Task details =>
Among the lines below, copy each one in which "text" appears.

Entries provided =>
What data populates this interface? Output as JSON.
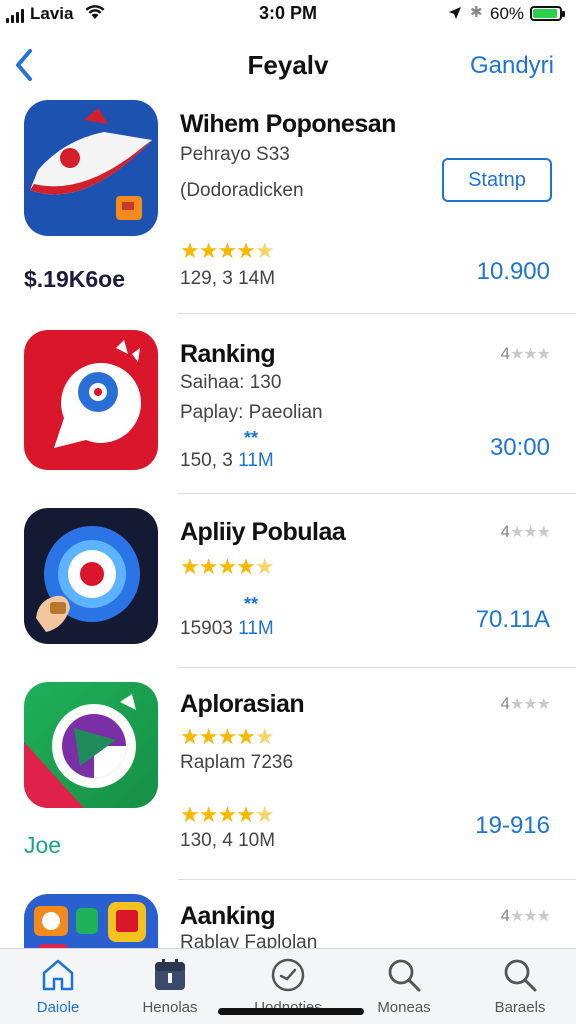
{
  "status": {
    "carrier": "Lavia",
    "time": "3:0 PM",
    "battery": "60%"
  },
  "nav": {
    "title": "Feyalv",
    "right": "Gandyri"
  },
  "apps": [
    {
      "title": "Wihem Poponesan",
      "line1": "Pehrayo S33",
      "line2": "(Dodoradicken",
      "button": "Statnp",
      "side_label": "$.19K6oe",
      "meta": "129, 3 14M",
      "amount": "10.900",
      "stars_rating": 4.5
    },
    {
      "title": "Ranking",
      "line1": "Saihaa: 130",
      "line2": "Paplay: Paeolian",
      "tag": "**",
      "meta_pre": "150, 3",
      "meta_hl": "11M",
      "amount": "30:00",
      "rating_prefix": "4"
    },
    {
      "title": "Apliiy Pobulaa",
      "tag": "**",
      "meta_pre": "15903",
      "meta_hl": "11M",
      "amount": "70.11A",
      "rating_prefix": "4",
      "stars_rating": 4.5
    },
    {
      "title": "Aplorasian",
      "line1": "Raplam 7236",
      "meta": "130, 4 10M",
      "amount": "19-916",
      "side_label": "Joe",
      "rating_prefix": "4",
      "stars_rating": 4.5
    },
    {
      "title": "Aanking",
      "line1": "Rablay Faplolan",
      "rating_prefix": "4"
    }
  ],
  "tabs": [
    {
      "label": "Daiole",
      "icon": "home-icon"
    },
    {
      "label": "Henolas",
      "icon": "calendar-icon"
    },
    {
      "label": "Uodnoties",
      "icon": "clock-icon"
    },
    {
      "label": "Moneas",
      "icon": "search-icon"
    },
    {
      "label": "Baraels",
      "icon": "search-icon"
    }
  ],
  "colors": {
    "accent": "#1d73d6",
    "star": "#f6b800"
  }
}
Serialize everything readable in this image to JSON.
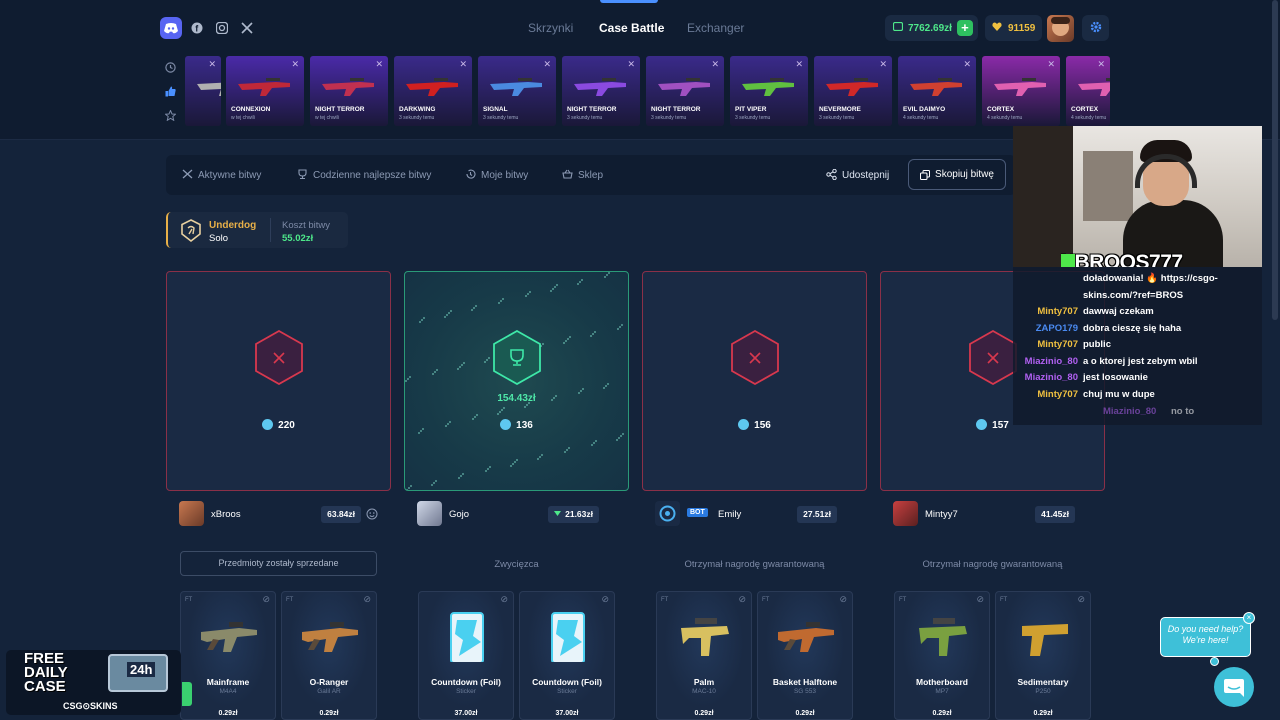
{
  "header": {
    "nav": [
      "Skrzynki",
      "Case Battle",
      "Exchanger"
    ],
    "balance": "7762.69zł",
    "coins": "91159"
  },
  "drops": [
    {
      "name": "",
      "sub": "",
      "color": "#3a2a8a"
    },
    {
      "name": "CONNEXION",
      "sub": "w tej chwili",
      "color": "#4a2aa8"
    },
    {
      "name": "NIGHT TERROR",
      "sub": "w tej chwili",
      "color": "#4a2aa8"
    },
    {
      "name": "DARKWING",
      "sub": "3 sekundy temu",
      "color": "#3a2a8a"
    },
    {
      "name": "SIGNAL",
      "sub": "3 sekundy temu",
      "color": "#3a2a8a"
    },
    {
      "name": "NIGHT TERROR",
      "sub": "3 sekundy temu",
      "color": "#3a2a8a"
    },
    {
      "name": "NIGHT TERROR",
      "sub": "3 sekundy temu",
      "color": "#3a2a8a"
    },
    {
      "name": "PIT VIPER",
      "sub": "3 sekundy temu",
      "color": "#3a2a8a"
    },
    {
      "name": "NEVERMORE",
      "sub": "3 sekundy temu",
      "color": "#3a2a8a"
    },
    {
      "name": "EVIL DAIMYO",
      "sub": "4 sekundy temu",
      "color": "#3a2a8a"
    },
    {
      "name": "CORTEX",
      "sub": "4 sekundy temu",
      "color": "#8a2aa8"
    },
    {
      "name": "CORTEX",
      "sub": "4 sekundy temu",
      "color": "#8a2aa8"
    }
  ],
  "tabs": {
    "active": "Aktywne bitwy",
    "daily": "Codzienne najlepsze bitwy",
    "mine": "Moje bitwy",
    "shop": "Sklep",
    "share": "Udostępnij",
    "copy": "Skopiuj bitwę"
  },
  "mode": {
    "name": "Underdog",
    "sub": "Solo",
    "cost_label": "Koszt bitwy",
    "cost": "55.02zł"
  },
  "arenas": [
    {
      "coins": "220",
      "state": "lose"
    },
    {
      "coins": "136",
      "state": "win",
      "win_amount": "154.43zł"
    },
    {
      "coins": "156",
      "state": "lose"
    },
    {
      "coins": "157",
      "state": "lose"
    }
  ],
  "players": [
    {
      "name": "xBroos",
      "value": "63.84zł",
      "status": "Przedmioty zostały sprzedane"
    },
    {
      "name": "Gojo",
      "value": "21.63zł",
      "status": "Zwycięzca"
    },
    {
      "name": "Emily",
      "bot": "BOT",
      "value": "27.51zł",
      "status": "Otrzymał nagrodę gwarantowaną"
    },
    {
      "name": "Mintyy7",
      "value": "41.45zł",
      "status": "Otrzymał nagrodę gwarantowaną"
    }
  ],
  "items": [
    {
      "q": "FT",
      "name": "Mainframe",
      "type": "M4A4",
      "price": "0.29zł",
      "kind": "rifle",
      "color": "#8a8a6a"
    },
    {
      "q": "FT",
      "name": "O-Ranger",
      "type": "Galil AR",
      "price": "0.29zł",
      "kind": "rifle",
      "color": "#c08040"
    },
    {
      "q": "",
      "name": "Countdown (Foil)",
      "type": "Sticker",
      "price": "37.00zł",
      "kind": "sticker",
      "color": "#4ad0f0"
    },
    {
      "q": "",
      "name": "Countdown (Foil)",
      "type": "Sticker",
      "price": "37.00zł",
      "kind": "sticker",
      "color": "#4ad0f0"
    },
    {
      "q": "FT",
      "name": "Palm",
      "type": "MAC-10",
      "price": "0.29zł",
      "kind": "smg",
      "color": "#d8c060"
    },
    {
      "q": "FT",
      "name": "Basket Halftone",
      "type": "SG 553",
      "price": "0.29zł",
      "kind": "rifle",
      "color": "#c06a30"
    },
    {
      "q": "FT",
      "name": "Motherboard",
      "type": "MP7",
      "price": "0.29zł",
      "kind": "smg",
      "color": "#7aa040"
    },
    {
      "q": "FT",
      "name": "Sedimentary",
      "type": "P250",
      "price": "0.29zł",
      "kind": "pistol",
      "color": "#d0a030"
    }
  ],
  "stream": {
    "overlay": "XBROOS777"
  },
  "chat": [
    {
      "user": "",
      "text": "doładowania! 🔥 https://csgo-",
      "color": "#fff"
    },
    {
      "user": "",
      "text": "skins.com/?ref=BROS",
      "color": "#fff"
    },
    {
      "user": "Minty707",
      "text": "dawwaj czekam",
      "color": "#f0c040"
    },
    {
      "user": "ZAPO179",
      "text": "dobra cieszę się haha",
      "color": "#4a8af0"
    },
    {
      "user": "Minty707",
      "text": "public",
      "color": "#f0c040"
    },
    {
      "user": "Miazinio_80",
      "text": "a o ktorej jest zebym wbil",
      "color": "#b060f0"
    },
    {
      "user": "Miazinio_80",
      "text": "jest losowanie",
      "color": "#b060f0"
    },
    {
      "user": "Minty707",
      "text": "chuj mu w dupe",
      "color": "#f0c040"
    },
    {
      "user": "Miazinio_80",
      "text": "no to",
      "color": "#b060f0"
    }
  ],
  "promo": {
    "line1": "FREE",
    "line2": "DAILY",
    "line3": "CASE",
    "brand": "CSG⊙SKINS",
    "box_label": "24h"
  },
  "help": {
    "line1": "Do you need help?",
    "line2": "We're here!"
  }
}
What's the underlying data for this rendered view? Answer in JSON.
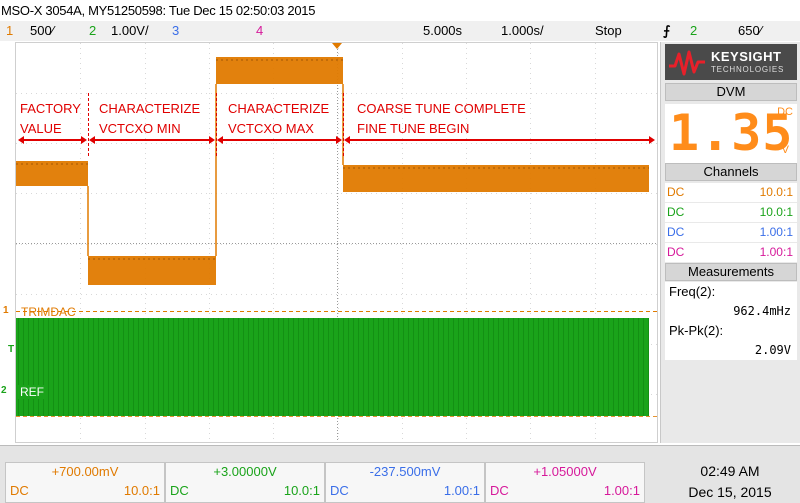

Result of the task =>
      "text": "doładowania! 🔥 https://csgo-",
      "text": "skins.com/?ref=BROS",
      "text": "dawwaj czekam",
      "text": "dobra cieszę się haha",
      "text": "public",
      "text": "a o ktorej jest zebym wbil",
      "text": "jest losowanie",
      "text": "chuj mu w dupe",
      "text": "no to",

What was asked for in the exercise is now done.